Zhou Youguang, who simplified Chinese script, dead
Beijing , Jan 15 (IANS) Zhou Youguang, who simplified Chinese language by introducing Pinyin, died here on Saturday. He was 112.
Pinyin is the romanised form of Mandarin characters — one of the most complicated languages of the world — which makes it much easier to learn the ancient language, especially for foreigners.
Chinese is the world’s most spoken language, thanks to China’s booming population and its diaspora.
Mao Zedong is the Pinyin version of Mao Tse-tung.
Zhou and his colleagues began working on Pinyin in 1955 and took three years to develop it.
The most striking thing about Zhou’s involvement was that he was neither a linguist nor a lexicographer but an economist, who returned home to China from Wall Street, according to the New York Times.
But because of a fortuitous meeting in 1955, and a lifetime love of language, he was conscripted by the Chinese government to develop an accessible alphabetic writing system, the newspaper recalled.

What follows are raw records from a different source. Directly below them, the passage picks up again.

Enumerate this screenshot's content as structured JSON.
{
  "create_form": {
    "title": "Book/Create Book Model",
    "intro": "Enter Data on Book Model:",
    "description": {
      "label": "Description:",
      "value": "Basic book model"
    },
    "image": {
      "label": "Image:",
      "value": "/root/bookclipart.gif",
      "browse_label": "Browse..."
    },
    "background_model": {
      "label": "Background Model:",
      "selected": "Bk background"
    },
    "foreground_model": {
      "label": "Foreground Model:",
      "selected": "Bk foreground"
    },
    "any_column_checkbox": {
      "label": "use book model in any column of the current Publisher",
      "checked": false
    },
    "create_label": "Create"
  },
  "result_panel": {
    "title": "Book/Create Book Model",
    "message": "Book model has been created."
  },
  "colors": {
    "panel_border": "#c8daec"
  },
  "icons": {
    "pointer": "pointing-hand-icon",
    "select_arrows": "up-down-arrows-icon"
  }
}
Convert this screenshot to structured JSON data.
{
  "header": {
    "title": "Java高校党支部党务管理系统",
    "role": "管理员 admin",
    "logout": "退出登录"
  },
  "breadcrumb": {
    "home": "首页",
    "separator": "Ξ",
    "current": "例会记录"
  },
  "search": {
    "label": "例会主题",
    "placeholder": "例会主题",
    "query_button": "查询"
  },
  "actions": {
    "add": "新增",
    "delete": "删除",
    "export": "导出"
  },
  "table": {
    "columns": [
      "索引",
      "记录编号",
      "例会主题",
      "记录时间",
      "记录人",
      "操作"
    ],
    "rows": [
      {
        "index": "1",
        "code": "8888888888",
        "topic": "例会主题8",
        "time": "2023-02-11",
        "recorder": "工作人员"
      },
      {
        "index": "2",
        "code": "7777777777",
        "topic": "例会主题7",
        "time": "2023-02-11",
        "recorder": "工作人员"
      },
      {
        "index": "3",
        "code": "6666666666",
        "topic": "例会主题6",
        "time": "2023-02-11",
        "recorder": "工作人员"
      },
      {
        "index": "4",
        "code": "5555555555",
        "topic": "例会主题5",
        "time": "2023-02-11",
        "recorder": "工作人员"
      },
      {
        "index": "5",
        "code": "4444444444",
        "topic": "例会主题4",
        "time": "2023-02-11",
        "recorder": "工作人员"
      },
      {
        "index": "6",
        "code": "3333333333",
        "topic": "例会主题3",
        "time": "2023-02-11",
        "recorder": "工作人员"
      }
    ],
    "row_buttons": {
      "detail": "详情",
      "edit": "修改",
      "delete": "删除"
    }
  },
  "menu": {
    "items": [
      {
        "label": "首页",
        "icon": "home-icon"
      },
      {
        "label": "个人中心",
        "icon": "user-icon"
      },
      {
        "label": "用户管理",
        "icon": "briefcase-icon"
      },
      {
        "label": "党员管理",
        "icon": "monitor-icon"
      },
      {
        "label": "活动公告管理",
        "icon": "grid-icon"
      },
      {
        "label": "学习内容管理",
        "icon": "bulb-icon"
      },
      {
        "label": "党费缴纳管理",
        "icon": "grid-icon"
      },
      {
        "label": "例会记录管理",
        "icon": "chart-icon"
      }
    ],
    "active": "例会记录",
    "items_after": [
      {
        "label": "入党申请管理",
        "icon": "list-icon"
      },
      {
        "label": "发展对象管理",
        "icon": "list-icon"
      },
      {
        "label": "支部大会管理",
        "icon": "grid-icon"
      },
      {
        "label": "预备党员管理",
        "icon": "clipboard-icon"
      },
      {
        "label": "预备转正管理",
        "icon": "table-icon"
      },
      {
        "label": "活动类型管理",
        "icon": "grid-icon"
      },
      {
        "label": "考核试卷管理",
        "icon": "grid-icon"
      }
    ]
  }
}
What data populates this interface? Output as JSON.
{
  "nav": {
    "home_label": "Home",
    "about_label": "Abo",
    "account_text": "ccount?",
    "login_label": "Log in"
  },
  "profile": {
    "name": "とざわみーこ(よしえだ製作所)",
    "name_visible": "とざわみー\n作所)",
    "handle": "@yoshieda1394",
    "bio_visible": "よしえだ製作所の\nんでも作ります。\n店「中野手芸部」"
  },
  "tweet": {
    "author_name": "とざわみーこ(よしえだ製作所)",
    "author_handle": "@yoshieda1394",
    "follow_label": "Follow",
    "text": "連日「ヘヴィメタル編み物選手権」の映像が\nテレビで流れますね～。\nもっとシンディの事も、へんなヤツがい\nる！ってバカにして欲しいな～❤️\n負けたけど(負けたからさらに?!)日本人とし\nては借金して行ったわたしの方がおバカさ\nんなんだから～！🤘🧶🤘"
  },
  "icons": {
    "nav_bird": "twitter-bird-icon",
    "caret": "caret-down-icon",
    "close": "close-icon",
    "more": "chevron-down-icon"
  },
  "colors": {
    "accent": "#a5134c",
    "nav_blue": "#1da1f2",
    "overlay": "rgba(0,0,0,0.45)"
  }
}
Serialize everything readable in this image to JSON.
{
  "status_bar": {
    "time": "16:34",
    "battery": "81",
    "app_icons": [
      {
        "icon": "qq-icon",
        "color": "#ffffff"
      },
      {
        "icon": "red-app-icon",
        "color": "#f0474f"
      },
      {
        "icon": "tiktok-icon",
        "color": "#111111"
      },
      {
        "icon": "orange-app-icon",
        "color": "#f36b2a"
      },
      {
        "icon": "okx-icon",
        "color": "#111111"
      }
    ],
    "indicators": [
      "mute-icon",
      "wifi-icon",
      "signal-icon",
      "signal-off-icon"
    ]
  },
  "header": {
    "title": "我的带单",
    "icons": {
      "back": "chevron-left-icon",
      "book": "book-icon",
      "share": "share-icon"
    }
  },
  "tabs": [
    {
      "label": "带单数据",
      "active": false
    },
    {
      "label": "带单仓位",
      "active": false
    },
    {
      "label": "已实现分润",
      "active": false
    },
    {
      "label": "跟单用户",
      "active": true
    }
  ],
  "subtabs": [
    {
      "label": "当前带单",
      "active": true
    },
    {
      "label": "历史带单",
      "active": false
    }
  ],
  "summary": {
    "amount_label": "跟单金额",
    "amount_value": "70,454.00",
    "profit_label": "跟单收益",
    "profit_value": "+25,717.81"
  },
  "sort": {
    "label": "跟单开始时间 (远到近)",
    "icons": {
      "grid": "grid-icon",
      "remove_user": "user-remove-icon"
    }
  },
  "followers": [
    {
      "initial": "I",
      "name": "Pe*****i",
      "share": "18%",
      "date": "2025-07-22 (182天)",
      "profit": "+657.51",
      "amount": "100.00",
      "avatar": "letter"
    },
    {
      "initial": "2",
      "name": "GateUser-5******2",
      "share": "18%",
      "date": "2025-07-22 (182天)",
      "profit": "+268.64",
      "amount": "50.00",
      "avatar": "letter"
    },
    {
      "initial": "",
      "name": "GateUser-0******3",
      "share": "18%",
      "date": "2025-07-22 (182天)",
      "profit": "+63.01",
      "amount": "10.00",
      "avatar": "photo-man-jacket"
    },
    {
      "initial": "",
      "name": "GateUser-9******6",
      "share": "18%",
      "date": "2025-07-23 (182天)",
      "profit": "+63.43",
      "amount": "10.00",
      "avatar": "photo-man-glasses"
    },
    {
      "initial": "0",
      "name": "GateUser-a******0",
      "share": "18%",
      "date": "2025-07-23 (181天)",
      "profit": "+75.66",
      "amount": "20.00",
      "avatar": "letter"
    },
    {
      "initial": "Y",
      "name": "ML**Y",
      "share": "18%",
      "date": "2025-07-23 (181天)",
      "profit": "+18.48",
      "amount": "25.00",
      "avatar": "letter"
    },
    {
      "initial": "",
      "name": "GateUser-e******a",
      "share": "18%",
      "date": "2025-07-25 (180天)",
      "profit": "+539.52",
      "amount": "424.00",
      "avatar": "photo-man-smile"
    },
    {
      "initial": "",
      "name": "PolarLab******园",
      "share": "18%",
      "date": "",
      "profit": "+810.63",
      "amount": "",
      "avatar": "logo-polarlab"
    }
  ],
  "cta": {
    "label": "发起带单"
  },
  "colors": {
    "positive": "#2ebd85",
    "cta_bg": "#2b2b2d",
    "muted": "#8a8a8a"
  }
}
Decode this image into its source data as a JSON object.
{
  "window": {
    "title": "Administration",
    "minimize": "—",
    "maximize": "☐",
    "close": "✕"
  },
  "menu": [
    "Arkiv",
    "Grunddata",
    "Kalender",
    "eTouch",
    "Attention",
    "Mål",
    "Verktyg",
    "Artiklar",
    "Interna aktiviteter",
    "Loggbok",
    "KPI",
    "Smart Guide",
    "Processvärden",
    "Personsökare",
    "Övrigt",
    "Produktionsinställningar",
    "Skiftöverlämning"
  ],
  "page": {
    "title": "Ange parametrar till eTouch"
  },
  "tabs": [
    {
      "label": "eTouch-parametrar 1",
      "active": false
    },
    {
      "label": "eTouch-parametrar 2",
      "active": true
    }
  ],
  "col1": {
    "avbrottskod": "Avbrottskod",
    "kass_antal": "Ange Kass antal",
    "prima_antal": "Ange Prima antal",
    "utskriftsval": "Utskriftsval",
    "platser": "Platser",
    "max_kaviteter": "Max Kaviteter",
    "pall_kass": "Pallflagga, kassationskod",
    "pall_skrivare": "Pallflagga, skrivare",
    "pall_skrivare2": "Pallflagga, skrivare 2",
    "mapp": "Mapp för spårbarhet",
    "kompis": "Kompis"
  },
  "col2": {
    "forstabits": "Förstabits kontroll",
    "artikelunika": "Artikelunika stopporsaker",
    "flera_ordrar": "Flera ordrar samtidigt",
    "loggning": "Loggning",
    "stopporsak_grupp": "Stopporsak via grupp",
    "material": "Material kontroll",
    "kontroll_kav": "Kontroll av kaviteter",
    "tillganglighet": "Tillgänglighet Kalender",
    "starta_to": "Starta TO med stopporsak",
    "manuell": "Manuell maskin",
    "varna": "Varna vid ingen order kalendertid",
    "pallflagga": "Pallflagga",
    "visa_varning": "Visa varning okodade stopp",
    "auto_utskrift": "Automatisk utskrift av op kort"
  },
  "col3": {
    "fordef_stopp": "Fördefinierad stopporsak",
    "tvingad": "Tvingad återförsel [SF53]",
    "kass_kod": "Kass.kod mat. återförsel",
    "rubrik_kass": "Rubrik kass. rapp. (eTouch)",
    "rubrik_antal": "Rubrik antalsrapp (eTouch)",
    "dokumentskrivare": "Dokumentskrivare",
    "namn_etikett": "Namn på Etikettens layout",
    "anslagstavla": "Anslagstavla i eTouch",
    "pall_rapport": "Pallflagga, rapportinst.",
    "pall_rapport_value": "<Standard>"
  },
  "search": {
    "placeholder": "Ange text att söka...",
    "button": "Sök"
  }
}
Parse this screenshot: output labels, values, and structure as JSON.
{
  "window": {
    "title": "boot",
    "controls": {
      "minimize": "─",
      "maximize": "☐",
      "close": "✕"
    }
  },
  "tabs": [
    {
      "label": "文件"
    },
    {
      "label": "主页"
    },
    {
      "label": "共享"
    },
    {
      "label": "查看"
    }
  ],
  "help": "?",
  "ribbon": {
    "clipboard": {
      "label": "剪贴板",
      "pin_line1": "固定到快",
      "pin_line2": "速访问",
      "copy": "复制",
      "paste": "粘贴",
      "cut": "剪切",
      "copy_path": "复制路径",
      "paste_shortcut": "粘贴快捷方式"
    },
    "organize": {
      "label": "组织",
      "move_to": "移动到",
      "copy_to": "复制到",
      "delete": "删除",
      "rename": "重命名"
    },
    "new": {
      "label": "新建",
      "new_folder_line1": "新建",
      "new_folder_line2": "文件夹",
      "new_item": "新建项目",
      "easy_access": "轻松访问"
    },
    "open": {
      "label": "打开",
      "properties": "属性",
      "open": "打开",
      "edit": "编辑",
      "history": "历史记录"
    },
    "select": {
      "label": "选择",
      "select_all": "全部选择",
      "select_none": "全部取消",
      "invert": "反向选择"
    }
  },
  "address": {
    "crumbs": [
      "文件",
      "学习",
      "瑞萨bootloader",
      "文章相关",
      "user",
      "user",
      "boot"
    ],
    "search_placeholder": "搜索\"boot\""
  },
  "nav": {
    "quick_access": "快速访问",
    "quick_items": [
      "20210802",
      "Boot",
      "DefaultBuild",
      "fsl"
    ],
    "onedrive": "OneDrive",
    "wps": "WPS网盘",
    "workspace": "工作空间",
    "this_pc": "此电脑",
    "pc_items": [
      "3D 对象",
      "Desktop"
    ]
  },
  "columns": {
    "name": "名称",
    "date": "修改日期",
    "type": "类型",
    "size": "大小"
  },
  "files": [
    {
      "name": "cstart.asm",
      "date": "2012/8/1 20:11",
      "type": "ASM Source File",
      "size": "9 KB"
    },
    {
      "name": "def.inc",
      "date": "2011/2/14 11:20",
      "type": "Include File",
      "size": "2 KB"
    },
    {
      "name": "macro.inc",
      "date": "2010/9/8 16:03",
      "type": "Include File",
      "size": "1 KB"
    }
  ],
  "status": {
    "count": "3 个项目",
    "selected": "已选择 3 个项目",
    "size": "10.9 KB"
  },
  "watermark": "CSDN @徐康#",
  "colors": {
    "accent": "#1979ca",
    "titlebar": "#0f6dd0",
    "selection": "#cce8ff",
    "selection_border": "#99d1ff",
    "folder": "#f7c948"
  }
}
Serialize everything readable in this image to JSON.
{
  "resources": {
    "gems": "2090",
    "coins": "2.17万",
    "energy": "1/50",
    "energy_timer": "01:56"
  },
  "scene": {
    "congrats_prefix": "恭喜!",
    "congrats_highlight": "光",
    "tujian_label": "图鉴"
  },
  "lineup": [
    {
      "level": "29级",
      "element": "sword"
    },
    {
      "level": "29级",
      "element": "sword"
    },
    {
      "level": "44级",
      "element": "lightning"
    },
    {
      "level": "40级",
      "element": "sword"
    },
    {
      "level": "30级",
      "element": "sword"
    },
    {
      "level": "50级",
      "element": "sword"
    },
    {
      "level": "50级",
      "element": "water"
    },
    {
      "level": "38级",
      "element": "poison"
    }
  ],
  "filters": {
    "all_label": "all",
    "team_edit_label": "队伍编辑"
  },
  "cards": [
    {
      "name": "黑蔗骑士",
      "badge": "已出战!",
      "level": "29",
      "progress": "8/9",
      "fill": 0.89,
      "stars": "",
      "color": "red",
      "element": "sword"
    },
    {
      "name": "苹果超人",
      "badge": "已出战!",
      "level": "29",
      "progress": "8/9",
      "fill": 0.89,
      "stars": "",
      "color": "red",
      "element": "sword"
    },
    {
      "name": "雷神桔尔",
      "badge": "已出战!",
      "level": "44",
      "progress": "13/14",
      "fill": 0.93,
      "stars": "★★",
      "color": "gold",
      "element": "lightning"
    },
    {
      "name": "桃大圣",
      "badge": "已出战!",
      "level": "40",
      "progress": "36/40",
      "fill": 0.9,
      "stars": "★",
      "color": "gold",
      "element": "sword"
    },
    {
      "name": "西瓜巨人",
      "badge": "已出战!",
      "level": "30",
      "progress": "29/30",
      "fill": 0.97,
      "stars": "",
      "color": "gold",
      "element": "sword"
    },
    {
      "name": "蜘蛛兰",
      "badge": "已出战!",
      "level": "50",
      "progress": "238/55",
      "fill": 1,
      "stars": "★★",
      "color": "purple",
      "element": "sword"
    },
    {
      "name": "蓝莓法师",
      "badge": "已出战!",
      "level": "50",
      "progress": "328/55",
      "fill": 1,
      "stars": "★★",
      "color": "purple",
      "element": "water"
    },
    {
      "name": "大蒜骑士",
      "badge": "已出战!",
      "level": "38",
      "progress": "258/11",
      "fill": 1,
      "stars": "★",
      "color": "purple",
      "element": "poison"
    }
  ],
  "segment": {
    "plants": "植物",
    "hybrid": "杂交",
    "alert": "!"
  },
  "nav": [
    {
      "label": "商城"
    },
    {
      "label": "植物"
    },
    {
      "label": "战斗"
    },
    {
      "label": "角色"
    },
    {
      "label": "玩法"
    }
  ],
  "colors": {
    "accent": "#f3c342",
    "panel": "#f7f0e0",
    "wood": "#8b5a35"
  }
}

Zhou’s father was an official of China’s last imperial dynasty, the Qing, which endured continuously from the 17th century until 1912.
Zhou was born in Changzhou, in eastern China, on January 13, 1906.
In 1927, after studying at St. John’s University in Shanghai, he graduated from Guanghua University there with a degree in economics.